I’ll bet the first thing that springs to mind when I mention that name Nielsen is TV ratings. (Just wait for it, you’ll see how Kentucky fits in, I promise.) I would also be willing to bet that the majority of readers are unaware of the fact that Nielsen has been measuring radio audiences all over the planet for better than 60 years, just not here in the United States.
That’s all about to change. Those of you keeping an eye on the industry news last November might recall the announcement that the iconic ratings company was taking the plunge into the American radio market. A market, I might add, that Arbitron has held undisputed dominance of for decades.

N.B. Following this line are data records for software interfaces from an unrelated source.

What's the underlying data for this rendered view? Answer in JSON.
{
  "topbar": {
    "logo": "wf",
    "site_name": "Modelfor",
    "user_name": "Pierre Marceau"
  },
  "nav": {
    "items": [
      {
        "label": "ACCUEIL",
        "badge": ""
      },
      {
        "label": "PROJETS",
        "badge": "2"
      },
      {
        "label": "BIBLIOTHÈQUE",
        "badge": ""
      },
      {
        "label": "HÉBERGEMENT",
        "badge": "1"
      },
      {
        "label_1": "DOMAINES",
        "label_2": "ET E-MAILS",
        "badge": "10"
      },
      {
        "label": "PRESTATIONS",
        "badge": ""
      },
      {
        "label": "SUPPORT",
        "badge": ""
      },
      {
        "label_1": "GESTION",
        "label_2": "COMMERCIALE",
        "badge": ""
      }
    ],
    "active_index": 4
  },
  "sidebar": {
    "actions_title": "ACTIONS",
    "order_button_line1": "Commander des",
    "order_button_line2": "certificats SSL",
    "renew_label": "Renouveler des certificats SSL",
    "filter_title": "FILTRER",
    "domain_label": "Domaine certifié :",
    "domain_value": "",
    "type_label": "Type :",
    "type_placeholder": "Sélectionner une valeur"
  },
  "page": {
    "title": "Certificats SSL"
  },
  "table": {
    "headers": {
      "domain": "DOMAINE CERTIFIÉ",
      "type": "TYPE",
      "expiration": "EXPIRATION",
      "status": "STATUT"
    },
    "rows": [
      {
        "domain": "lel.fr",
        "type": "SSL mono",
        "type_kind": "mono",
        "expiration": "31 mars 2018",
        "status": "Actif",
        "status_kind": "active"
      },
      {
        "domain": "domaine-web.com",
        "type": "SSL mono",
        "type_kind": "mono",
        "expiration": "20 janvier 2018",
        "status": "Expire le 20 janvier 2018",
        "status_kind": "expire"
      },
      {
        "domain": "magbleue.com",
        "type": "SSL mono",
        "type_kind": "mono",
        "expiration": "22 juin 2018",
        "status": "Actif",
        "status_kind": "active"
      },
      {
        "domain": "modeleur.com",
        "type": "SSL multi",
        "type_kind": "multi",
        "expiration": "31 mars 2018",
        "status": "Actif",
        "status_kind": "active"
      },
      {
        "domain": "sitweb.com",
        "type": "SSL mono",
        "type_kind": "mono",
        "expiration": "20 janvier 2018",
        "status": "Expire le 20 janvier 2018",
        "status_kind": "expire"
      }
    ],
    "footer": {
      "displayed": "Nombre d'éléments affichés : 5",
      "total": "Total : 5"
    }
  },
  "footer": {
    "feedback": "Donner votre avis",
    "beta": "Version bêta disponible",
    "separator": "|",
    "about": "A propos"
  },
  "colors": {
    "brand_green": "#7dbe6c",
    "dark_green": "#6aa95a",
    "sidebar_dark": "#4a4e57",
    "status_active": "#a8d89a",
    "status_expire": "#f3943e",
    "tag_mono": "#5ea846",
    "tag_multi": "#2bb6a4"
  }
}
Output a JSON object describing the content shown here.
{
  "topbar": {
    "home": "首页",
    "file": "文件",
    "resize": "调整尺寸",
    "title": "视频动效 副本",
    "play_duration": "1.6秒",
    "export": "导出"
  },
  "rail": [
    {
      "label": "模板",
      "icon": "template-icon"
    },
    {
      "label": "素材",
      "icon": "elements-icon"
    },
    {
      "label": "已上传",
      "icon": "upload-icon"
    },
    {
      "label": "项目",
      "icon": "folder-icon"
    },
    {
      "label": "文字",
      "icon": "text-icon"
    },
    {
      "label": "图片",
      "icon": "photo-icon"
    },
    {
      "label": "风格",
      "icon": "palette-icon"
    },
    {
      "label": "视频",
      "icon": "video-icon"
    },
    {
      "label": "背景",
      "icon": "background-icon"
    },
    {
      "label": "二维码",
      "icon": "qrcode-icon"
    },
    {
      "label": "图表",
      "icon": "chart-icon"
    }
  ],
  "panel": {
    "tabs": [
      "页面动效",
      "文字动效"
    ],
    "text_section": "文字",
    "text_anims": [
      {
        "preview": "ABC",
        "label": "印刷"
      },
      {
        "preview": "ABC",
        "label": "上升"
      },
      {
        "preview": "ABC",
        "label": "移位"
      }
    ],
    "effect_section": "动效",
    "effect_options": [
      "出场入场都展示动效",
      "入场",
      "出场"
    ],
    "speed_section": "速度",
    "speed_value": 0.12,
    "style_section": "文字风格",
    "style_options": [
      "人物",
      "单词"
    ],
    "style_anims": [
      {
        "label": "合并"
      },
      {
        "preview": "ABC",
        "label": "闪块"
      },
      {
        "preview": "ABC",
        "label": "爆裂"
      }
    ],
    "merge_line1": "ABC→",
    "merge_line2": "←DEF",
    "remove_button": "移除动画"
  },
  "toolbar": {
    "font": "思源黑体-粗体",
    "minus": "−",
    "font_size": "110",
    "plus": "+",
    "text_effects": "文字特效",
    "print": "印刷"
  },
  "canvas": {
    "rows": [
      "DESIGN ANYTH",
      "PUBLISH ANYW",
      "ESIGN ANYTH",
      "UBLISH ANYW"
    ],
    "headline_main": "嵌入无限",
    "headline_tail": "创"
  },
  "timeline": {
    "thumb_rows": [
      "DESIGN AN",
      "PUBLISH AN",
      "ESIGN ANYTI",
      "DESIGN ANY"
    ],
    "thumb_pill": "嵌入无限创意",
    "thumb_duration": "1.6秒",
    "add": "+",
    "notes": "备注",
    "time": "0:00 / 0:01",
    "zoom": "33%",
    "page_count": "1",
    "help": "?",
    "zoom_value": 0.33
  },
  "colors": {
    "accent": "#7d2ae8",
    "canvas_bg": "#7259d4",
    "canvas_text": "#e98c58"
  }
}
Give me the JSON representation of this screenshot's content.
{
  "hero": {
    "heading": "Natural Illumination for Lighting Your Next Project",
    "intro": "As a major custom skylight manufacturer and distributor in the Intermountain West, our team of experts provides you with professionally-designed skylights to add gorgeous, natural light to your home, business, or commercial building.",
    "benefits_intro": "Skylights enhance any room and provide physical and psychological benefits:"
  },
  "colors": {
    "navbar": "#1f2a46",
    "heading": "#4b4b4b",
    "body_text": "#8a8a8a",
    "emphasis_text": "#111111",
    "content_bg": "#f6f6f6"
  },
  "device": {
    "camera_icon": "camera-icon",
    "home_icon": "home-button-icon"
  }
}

We are now one step closer to the program going live; Nielsen’s pilot study and trial went on earlier this month. Between December 4 – 10, Lexington, KY, ran the trial in preparation for the March – April 2009 survey. Public release of the findings is expected sometime in February.
Address-based sampling will be the methodology used. Like their TV ratings system, participants will keep a diary of their listening habits from which the survey results will be drawn.
Paul Heine of Mediaweek (a publication that has Nielsen as its parent company) gives us some perspective:
[…] Nielsen plans to employ larger sample sizes than Arbitron offers in comparably sized markets, which Nielsen Media Research managing director for North America Lorraine Hadfield says will reduce ratings “bounce,” a primary concern voiced by Cumulus and Clear Channel, who have inked deals for the service. For example, Nielsen ratings for Columbia, Mo., with a market population of 127,500, will be based on a sample size of 1,200 diaries, while Macon, Ga., (population: 280,700) will get 2,200 diaries.
It will be very interesting when the results of the March – April sweep are finished.